Boardman has always been a brand that upsets the apple cart with a range of technically advanced designs that are also very well priced. The latest generation of bike from Boardman uses knowledge learned from previous SLR designs, as well as the current cutting-edge thinking from the biggest brands – all wrapped up in a package that, while it is the cheapest on test, is not the cheapest equipped.
The C10 SLR frameset used here blends a mix of modulus fibres. The stiffest carbon is reserved for the oversize bottom bracket and head-tube to aid with power transfer and handling. The chassis has a purposeful look to it, blending a Kammtail-shaped down-tube and seat-tube like the Tifosi, Ribble and Dolan. A Kammtail shape is a tube with a truncated airfoil; its shape ‘cheats’ the air into believing that the tail is still there (which is very aerodynamic) so it acts in a controlled manner and doesn’t create a disruptive ‘wake’ like a round tube would, which means more aero drag. These aero tubes are in contrast with chunky, squared tapered chainstays and a square profile top-tube.
The fork is wide-legged but very slender in profile and this, along with the dramatically dropped seat stays, gives the SLR a bit of a BMC air about it. With a claimed weight of just 900g for the frame, the C10 SLR is competitively light. Boardman should be congratulated for including so much tech at the price, but we congratulate them more for taking all of this CFD-derived aero trickery and smart, carbon consideration, yet still thinking about the end-user. You see, the SLR has a smart trick up its sleeve: hidden mudguard mounts both front and rear. Chris hasn’t forgotten the pain of being a cyclist in the British winter.

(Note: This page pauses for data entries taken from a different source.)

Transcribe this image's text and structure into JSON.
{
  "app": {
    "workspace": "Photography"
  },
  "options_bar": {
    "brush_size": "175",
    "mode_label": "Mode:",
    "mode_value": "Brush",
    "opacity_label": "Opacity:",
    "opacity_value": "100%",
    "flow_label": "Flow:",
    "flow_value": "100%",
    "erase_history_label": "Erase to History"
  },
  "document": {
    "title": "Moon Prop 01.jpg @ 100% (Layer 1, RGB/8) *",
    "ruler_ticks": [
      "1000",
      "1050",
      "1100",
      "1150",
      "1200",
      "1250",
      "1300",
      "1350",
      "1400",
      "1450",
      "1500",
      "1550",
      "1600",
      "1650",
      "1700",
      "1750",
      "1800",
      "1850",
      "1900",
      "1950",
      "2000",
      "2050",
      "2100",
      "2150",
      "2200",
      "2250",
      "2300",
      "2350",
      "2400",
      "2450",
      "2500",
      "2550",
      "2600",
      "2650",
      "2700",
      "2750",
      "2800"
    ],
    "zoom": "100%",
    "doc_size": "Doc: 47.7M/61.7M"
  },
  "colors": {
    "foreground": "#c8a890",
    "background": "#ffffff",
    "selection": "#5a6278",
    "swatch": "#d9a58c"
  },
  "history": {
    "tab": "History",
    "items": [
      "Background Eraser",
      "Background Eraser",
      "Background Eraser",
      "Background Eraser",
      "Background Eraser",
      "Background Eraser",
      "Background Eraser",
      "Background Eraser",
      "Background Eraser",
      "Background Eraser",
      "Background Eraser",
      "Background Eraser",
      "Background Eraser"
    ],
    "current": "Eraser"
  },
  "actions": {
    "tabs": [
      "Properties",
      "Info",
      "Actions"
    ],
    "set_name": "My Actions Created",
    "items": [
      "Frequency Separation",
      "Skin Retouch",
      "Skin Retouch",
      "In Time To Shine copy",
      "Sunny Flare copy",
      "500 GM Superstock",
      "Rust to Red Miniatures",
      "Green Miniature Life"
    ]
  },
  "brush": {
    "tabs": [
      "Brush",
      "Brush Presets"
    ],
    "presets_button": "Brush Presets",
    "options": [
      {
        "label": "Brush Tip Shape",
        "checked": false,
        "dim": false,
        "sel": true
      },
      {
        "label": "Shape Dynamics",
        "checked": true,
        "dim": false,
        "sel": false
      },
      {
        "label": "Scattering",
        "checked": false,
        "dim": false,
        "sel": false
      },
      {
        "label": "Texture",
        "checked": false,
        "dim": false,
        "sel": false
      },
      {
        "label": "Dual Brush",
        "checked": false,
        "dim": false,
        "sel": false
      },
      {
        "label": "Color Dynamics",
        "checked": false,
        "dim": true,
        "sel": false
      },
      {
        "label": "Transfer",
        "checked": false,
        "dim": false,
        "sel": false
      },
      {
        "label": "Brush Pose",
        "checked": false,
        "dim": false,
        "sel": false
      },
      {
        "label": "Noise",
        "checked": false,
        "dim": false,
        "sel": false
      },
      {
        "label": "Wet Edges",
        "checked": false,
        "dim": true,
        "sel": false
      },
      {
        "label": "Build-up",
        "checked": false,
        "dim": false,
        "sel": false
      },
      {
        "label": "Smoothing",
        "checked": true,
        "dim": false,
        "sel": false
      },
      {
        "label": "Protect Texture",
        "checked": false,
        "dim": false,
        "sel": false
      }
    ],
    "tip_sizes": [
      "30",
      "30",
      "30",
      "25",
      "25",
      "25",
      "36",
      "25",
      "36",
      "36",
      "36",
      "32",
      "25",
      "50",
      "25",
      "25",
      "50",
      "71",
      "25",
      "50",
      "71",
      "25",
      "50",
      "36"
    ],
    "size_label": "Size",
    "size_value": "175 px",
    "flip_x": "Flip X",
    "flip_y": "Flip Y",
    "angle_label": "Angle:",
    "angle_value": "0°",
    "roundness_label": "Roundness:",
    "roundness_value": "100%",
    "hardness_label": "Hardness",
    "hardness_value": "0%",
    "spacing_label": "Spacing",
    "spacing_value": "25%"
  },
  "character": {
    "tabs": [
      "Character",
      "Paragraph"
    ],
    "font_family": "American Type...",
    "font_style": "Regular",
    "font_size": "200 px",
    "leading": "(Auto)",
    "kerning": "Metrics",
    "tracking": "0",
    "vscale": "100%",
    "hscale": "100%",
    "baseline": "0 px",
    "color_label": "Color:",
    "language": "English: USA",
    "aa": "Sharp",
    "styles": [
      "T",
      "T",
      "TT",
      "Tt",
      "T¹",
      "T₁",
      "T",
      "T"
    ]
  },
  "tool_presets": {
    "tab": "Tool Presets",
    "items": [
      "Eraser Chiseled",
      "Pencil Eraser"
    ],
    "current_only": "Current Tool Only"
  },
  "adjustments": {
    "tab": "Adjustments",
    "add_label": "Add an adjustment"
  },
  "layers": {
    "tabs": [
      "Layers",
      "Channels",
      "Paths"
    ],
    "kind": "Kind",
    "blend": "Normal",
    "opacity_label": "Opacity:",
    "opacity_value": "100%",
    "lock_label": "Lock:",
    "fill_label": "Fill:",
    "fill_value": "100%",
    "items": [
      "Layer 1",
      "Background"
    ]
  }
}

For the money, the 9.2 is extremely well equipped. When you look at bikes around the two grand mark, it’s pretty much Shimano 105 across the board. On the 9.2, however, you get full-fat, unadulterated Ultegra – and that even includes the premium Ice Tech disc rotors (in our preferred 160mm front and 140mm rear combination). Add in that a classy Fizik Antares saddle, Vittoria Rubino Pro 28c tyres and some decent own-brand wheels in the form of the SLR Elite 5’s; both rolled smoothly and felt light throughout our testing and didn’t give me a moment of drama. I don’t doubt the sub 1700g claimed raw weigh for these hoops as the SLR tips the scales at an impressively light (for the money) 8.45kg on my large test bike, making it the second lightest bike on test.
On the road, the SLR has plenty of character. The stack is low (584mm) and the reach in long (391mm). With proven racy angles of parallel 73 degrees and a short wheelbase of just 6mm over the meter, it’s a sharp, nimble companion. Get out of the saddle and sprint, and the SLR responds with a rigid, unforgiving response with n side-to-side flex when you’re really hammering. That also proves itself when you start to climb, sitting in and spinning on the well-chosen gearing (50/34, 11-30) feels positive, but get out of the saddle to up your pace and cadence and the SLR responds with real vigour.
Like most of its rivals here (bar the smooth steel Genesis), the SLR is a firm ride. Over broken surfaces, it can be a little ‘choppy’, but here Boardman has been clever in speccing 28c tyres, which you can run race firm and get the benefit of low rolling resistance. When the road surface remains rough, you can drop the Psi a little and enjoy plenty more comfort. I do have a few niggles. The chunky box section chainstays, which are asymmetric, meant that I occasionally scrubbed the heel of my shoe, slightly polishing the chainstay finish. I found the alloy bar a little firm and slim with the nicely sticky rubbery bar tape a touch on the thin side. But these are very minor niggles with what is a good-value bike at the performance end of the endurance spectrum.
“Boardman should be congratulated for including so much tech at this price” “Boardman’s reputation for value and performance continues.” - It’s quick to turn and accelerate, and it doesn’t beat you up over big distances… and it’s good value.
GROUP TEST WINNER
“It’s been a struggle to pick a champ in this test. But needs must, and a winner has to be chosen so the keeper of the gong this issue is Boardman’s SLR 9.2 Disc. It balances everything this tester like about a bike: it’s quick to turn and accelerate, and it doesn’t beat you up over big distances and, most importantly, it’s damn good value to boot.
In a world of tech-laden bikes from the new world that puts Europe’s heritage in racing in the background, it’s easy to forget the here in the UK we still have a buzzing bike scene. What’s most encouraging, however, is just how good this collection of British bikes is. In the tester’s humble opinion, these five are good enough to take on bikes from the biggest brands the world over; and in these uncertain times, that’s a real positive.
Cycling Plus Magazine August 2019